Find out more about our Academic Medical Centre and efforts in Academic Medicine
Find out more about what JOAM do to support AM initiatives
Academic Medicine Executive Committee (AM EXCO)
Our appointed ACP leaders within the respective 15 ACPs
Guidelines, forms, and templates for Academic Medicine.
Facial contouring, also known as facial sculpting, is a procedure that reshapes the face to enhance or improve facial features and reduce the appearance of ageing. Changes are made to either the soft tissues of the face or bony structure, to improve the facial outline and profile. For example, women may desire a more tapered, youthful, V-shaped facial contour. Men, in contrast, may prefer a more prominent and chiselled jawline for a more masculine appearance.
There is no standard technique in facial contouring, and the surgery is tailored according to each patient’s face condition and desires. Some problems that can be addressed include:
Facial contouring can be achieved by non-invasive or invasive means. The effects may be temporary or permanent, depending on the mode of treatment chosen.
Each treatment will be customised to fit the needs of each individual. This may involve a combination of the several techniques. Some examples of the techniques used include:

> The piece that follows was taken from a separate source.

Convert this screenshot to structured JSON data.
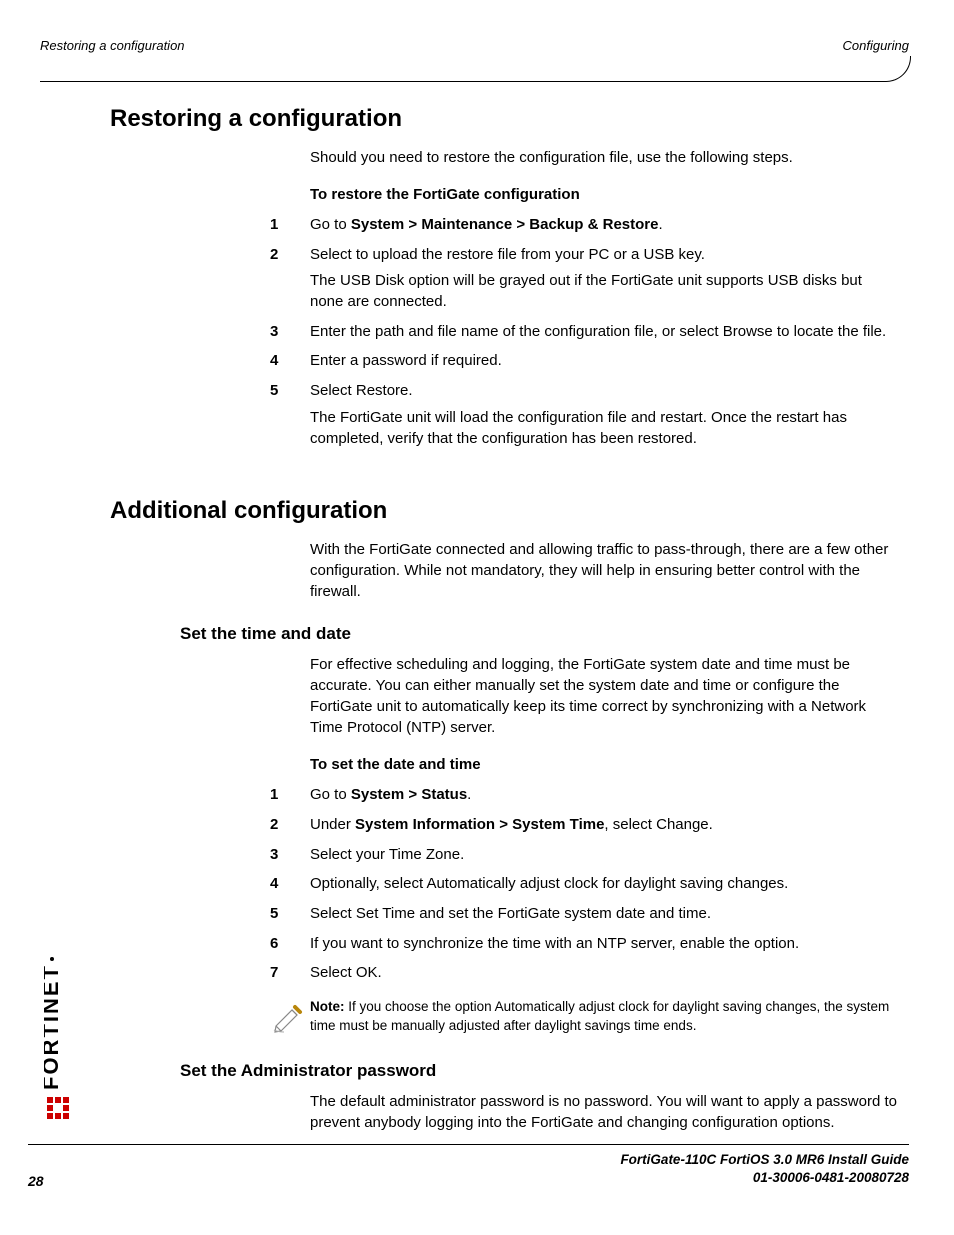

(a) Non-invasive (non-surgical)
(b) Invasive (surgical)
Your surgeon will help you in choosing the most suitable approach based on your existing facial appearance and expectations.
The more invasive procedures will typically require general anaesthesia and a short hospitalization stay. Surgical drains may be placed to remove excess fluid after surgery.
Most of the incisions can be hidden inside the mouth, beneath the nose, under the jaw or behind the ears.
Depending on the extent of surgery that you need, hospitalization for one to several days to ensure that you are recovering sufficiently well prior to discharge. You will be taught how to keep your wounds clean. If drains are used, they will be removed in a few days once there is little fluid draining out. External stitches, if any, will be removed 1 to 2 weeks later (depending on their location).
Pain, swelling and bruising are expected after the surgery and will improve over several days with rest. Painkillers and antibiotics will be prescribed to control the pain and minimise the risk of infection. Cold compresses are usually helpful to reduce the swelling and bruising, as is sleeping with your head raised higher than your chest for a few days. During the first 1 to 2 weeks after surgery, you are advised to avoid strenuous activity, heavy lifting, exercise and swimming.
Most patients will have fully recovered by 3 months, but it may take up to 12 months for the swelling to completely resolve before the full effects of your surgery can be seen.
Major facial contouring surgery carries risks, which include:
You may need to undergo an additional surgery to correct some of these problems.
The subject of risks, as well as potential complications of surgery are best discussed on a personal basis between you and your plastic surgeon.